▶ Task item
Write every record out again exactly as shown below.

Content starts

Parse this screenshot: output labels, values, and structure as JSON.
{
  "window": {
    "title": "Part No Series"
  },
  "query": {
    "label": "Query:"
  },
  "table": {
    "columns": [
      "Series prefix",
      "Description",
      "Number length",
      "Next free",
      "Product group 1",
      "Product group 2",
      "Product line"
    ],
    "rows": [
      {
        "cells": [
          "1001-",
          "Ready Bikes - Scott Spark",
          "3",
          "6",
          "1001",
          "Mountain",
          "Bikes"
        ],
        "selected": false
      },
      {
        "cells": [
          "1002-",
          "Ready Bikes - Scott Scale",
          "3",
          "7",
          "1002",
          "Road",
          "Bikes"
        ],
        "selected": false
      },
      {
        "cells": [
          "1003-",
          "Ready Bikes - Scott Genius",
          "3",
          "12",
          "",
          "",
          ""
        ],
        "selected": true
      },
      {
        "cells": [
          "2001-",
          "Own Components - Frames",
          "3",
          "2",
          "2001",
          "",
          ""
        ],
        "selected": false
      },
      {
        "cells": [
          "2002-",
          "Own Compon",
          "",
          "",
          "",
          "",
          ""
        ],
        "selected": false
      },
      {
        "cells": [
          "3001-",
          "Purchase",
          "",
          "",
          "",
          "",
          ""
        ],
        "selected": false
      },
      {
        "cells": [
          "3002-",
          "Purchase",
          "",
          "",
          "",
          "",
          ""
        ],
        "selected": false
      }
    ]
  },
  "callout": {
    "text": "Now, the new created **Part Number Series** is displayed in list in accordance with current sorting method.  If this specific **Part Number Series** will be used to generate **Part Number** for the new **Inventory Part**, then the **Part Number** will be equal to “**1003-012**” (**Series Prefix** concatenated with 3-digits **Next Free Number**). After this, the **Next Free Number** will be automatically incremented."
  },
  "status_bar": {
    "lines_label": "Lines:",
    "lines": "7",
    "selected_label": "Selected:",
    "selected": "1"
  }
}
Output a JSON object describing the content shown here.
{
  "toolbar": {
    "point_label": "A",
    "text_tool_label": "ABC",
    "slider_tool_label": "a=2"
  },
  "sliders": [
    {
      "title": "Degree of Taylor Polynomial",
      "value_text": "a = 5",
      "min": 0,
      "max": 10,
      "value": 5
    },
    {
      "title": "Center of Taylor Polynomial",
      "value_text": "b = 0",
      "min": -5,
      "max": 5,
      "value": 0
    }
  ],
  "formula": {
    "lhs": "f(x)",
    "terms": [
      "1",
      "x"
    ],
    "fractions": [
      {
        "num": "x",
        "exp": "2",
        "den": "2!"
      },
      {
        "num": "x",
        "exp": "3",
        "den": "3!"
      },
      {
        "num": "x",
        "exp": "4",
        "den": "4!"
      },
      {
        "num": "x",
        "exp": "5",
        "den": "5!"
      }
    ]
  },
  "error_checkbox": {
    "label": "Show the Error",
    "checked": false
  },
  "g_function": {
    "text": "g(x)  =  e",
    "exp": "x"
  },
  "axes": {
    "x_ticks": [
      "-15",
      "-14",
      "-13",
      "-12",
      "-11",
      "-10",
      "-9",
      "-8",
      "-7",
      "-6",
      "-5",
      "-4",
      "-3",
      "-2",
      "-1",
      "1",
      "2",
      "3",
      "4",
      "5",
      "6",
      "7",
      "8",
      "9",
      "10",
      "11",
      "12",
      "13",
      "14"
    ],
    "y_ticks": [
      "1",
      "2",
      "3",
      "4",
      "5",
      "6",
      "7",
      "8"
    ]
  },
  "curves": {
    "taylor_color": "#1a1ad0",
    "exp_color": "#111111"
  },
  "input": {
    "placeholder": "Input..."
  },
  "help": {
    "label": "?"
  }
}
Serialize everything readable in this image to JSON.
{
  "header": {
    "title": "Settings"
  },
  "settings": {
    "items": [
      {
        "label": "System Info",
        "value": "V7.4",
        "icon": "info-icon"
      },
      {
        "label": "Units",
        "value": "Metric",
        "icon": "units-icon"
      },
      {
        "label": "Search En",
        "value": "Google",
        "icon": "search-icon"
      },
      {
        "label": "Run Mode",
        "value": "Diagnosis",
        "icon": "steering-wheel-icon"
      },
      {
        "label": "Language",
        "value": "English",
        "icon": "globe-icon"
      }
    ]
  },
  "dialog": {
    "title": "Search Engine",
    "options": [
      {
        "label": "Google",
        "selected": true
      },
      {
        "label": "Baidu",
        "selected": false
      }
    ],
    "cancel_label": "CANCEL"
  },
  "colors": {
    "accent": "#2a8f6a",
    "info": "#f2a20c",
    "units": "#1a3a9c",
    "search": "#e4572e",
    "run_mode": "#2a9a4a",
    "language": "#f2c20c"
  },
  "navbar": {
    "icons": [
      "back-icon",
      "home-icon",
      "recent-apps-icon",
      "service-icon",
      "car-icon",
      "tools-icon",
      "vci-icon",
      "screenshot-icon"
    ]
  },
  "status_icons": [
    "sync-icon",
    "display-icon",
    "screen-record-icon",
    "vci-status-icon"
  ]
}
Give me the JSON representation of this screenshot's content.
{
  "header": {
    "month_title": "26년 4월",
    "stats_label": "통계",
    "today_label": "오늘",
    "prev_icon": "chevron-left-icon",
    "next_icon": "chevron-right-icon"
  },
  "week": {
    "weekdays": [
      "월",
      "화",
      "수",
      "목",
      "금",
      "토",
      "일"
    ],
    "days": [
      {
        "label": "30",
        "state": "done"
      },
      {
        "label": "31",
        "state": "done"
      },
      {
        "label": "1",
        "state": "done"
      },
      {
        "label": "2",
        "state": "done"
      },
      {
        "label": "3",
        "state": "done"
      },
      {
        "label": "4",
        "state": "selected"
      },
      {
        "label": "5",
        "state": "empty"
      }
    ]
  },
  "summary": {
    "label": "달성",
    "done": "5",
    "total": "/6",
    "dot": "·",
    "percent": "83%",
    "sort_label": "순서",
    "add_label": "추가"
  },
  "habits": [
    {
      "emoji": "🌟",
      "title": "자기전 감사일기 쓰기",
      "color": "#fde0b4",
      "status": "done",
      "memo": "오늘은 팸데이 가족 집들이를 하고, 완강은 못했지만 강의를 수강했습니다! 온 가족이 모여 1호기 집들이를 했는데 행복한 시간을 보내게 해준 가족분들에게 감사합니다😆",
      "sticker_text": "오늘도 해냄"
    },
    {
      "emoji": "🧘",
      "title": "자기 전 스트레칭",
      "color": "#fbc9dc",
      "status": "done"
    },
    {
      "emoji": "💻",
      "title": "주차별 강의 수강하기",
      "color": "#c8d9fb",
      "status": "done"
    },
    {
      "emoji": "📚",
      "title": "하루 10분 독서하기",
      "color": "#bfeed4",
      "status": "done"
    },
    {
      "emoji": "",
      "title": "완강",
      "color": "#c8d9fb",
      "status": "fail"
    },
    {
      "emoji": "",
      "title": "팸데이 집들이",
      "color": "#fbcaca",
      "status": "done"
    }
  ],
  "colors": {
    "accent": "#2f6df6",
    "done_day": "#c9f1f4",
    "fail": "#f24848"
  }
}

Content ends

▶ Exercise response
Parse this screenshot: output labels, values, and structure as JSON.
{
  "window": {
    "title": "Part No Series"
  },
  "query": {
    "label": "Query:"
  },
  "table": {
    "columns": [
      "Series prefix",
      "Description",
      "Number length",
      "Next free",
      "Product group 1",
      "Product group 2",
      "Product line"
    ],
    "rows": [
      {
        "cells": [
          "1001-",
          "Ready Bikes - Scott Spark",
          "3",
          "6",
          "1001",
          "Mountain",
          "Bikes"
        ],
        "selected": false
      },
      {
        "cells": [
          "1002-",
          "Ready Bikes - Scott Scale",
          "3",
          "7",
          "1002",
          "Road",
          "Bikes"
        ],
        "selected": false
      },
      {
        "cells": [
          "1003-",
          "Ready Bikes - Scott Genius",
          "3",
          "12",
          "",
          "",
          ""
        ],
        "selected": true
      },
      {
        "cells": [
          "2001-",
          "Own Components - Frames",
          "3",
          "2",
          "2001",
          "",
          ""
        ],
        "selected": false
      },
      {
        "cells": [
          "2002-",
          "Own Compon",
          "",
          "",
          "",
          "",
          ""
        ],
        "selected": false
      },
      {
        "cells": [
          "3001-",
          "Purchase",
          "",
          "",
          "",
          "",
          ""
        ],
        "selected": false
      },
      {
        "cells": [
          "3002-",
          "Purchase",
          "",
          "",
          "",
          "",
          ""
        ],
        "selected": false
      }
    ]
  },
  "callout": {
    "text": "Now, the new created **Part Number Series** is displayed in list in accordance with current sorting method.  If this specific **Part Number Series** will be used to generate **Part Number** for the new **Inventory Part**, then the **Part Number** will be equal to “**1003-012**” (**Series Prefix** concatenated with 3-digits **Next Free Number**). After this, the **Next Free Number** will be automatically incremented."
  },
  "status_bar": {
    "lines_label": "Lines:",
    "lines": "7",
    "selected_label": "Selected:",
    "selected": "1"
  }
}
Output a JSON object describing the content shown here.
{
  "toolbar": {
    "point_label": "A",
    "text_tool_label": "ABC",
    "slider_tool_label": "a=2"
  },
  "sliders": [
    {
      "title": "Degree of Taylor Polynomial",
      "value_text": "a = 5",
      "min": 0,
      "max": 10,
      "value": 5
    },
    {
      "title": "Center of Taylor Polynomial",
      "value_text": "b = 0",
      "min": -5,
      "max": 5,
      "value": 0
    }
  ],
  "formula": {
    "lhs": "f(x)",
    "terms": [
      "1",
      "x"
    ],
    "fractions": [
      {
        "num": "x",
        "exp": "2",
        "den": "2!"
      },
      {
        "num": "x",
        "exp": "3",
        "den": "3!"
      },
      {
        "num": "x",
        "exp": "4",
        "den": "4!"
      },
      {
        "num": "x",
        "exp": "5",
        "den": "5!"
      }
    ]
  },
  "error_checkbox": {
    "label": "Show the Error",
    "checked": false
  },
  "g_function": {
    "text": "g(x)  =  e",
    "exp": "x"
  },
  "axes": {
    "x_ticks": [
      "-15",
      "-14",
      "-13",
      "-12",
      "-11",
      "-10",
      "-9",
      "-8",
      "-7",
      "-6",
      "-5",
      "-4",
      "-3",
      "-2",
      "-1",
      "1",
      "2",
      "3",
      "4",
      "5",
      "6",
      "7",
      "8",
      "9",
      "10",
      "11",
      "12",
      "13",
      "14"
    ],
    "y_ticks": [
      "1",
      "2",
      "3",
      "4",
      "5",
      "6",
      "7",
      "8"
    ]
  },
  "curves": {
    "taylor_color": "#1a1ad0",
    "exp_color": "#111111"
  },
  "input": {
    "placeholder": "Input..."
  },
  "help": {
    "label": "?"
  }
}
Serialize everything readable in this image to JSON.
{
  "header": {
    "title": "Settings"
  },
  "settings": {
    "items": [
      {
        "label": "System Info",
        "value": "V7.4",
        "icon": "info-icon"
      },
      {
        "label": "Units",
        "value": "Metric",
        "icon": "units-icon"
      },
      {
        "label": "Search En",
        "value": "Google",
        "icon": "search-icon"
      },
      {
        "label": "Run Mode",
        "value": "Diagnosis",
        "icon": "steering-wheel-icon"
      },
      {
        "label": "Language",
        "value": "English",
        "icon": "globe-icon"
      }
    ]
  },
  "dialog": {
    "title": "Search Engine",
    "options": [
      {
        "label": "Google",
        "selected": true
      },
      {
        "label": "Baidu",
        "selected": false
      }
    ],
    "cancel_label": "CANCEL"
  },
  "colors": {
    "accent": "#2a8f6a",
    "info": "#f2a20c",
    "units": "#1a3a9c",
    "search": "#e4572e",
    "run_mode": "#2a9a4a",
    "language": "#f2c20c"
  },
  "navbar": {
    "icons": [
      "back-icon",
      "home-icon",
      "recent-apps-icon",
      "service-icon",
      "car-icon",
      "tools-icon",
      "vci-icon",
      "screenshot-icon"
    ]
  },
  "status_icons": [
    "sync-icon",
    "display-icon",
    "screen-record-icon",
    "vci-status-icon"
  ]
}
Give me the JSON representation of this screenshot's content.
{
  "header": {
    "month_title": "26년 4월",
    "stats_label": "통계",
    "today_label": "오늘",
    "prev_icon": "chevron-left-icon",
    "next_icon": "chevron-right-icon"
  },
  "week": {
    "weekdays": [
      "월",
      "화",
      "수",
      "목",
      "금",
      "토",
      "일"
    ],
    "days": [
      {
        "label": "30",
        "state": "done"
      },
      {
        "label": "31",
        "state": "done"
      },
      {
        "label": "1",
        "state": "done"
      },
      {
        "label": "2",
        "state": "done"
      },
      {
        "label": "3",
        "state": "done"
      },
      {
        "label": "4",
        "state": "selected"
      },
      {
        "label": "5",
        "state": "empty"
      }
    ]
  },
  "summary": {
    "label": "달성",
    "done": "5",
    "total": "/6",
    "dot": "·",
    "percent": "83%",
    "sort_label": "순서",
    "add_label": "추가"
  },
  "habits": [
    {
      "emoji": "🌟",
      "title": "자기전 감사일기 쓰기",
      "color": "#fde0b4",
      "status": "done",
      "memo": "오늘은 팸데이 가족 집들이를 하고, 완강은 못했지만 강의를 수강했습니다! 온 가족이 모여 1호기 집들이를 했는데 행복한 시간을 보내게 해준 가족분들에게 감사합니다😆",
      "sticker_text": "오늘도 해냄"
    },
    {
      "emoji": "🧘",
      "title": "자기 전 스트레칭",
      "color": "#fbc9dc",
      "status": "done"
    },
    {
      "emoji": "💻",
      "title": "주차별 강의 수강하기",
      "color": "#c8d9fb",
      "status": "done"
    },
    {
      "emoji": "📚",
      "title": "하루 10분 독서하기",
      "color": "#bfeed4",
      "status": "done"
    },
    {
      "emoji": "",
      "title": "완강",
      "color": "#c8d9fb",
      "status": "fail"
    },
    {
      "emoji": "",
      "title": "팸데이 집들이",
      "color": "#fbcaca",
      "status": "done"
    }
  ],
  "colors": {
    "accent": "#2f6df6",
    "done_day": "#c9f1f4",
    "fail": "#f24848"
  }
}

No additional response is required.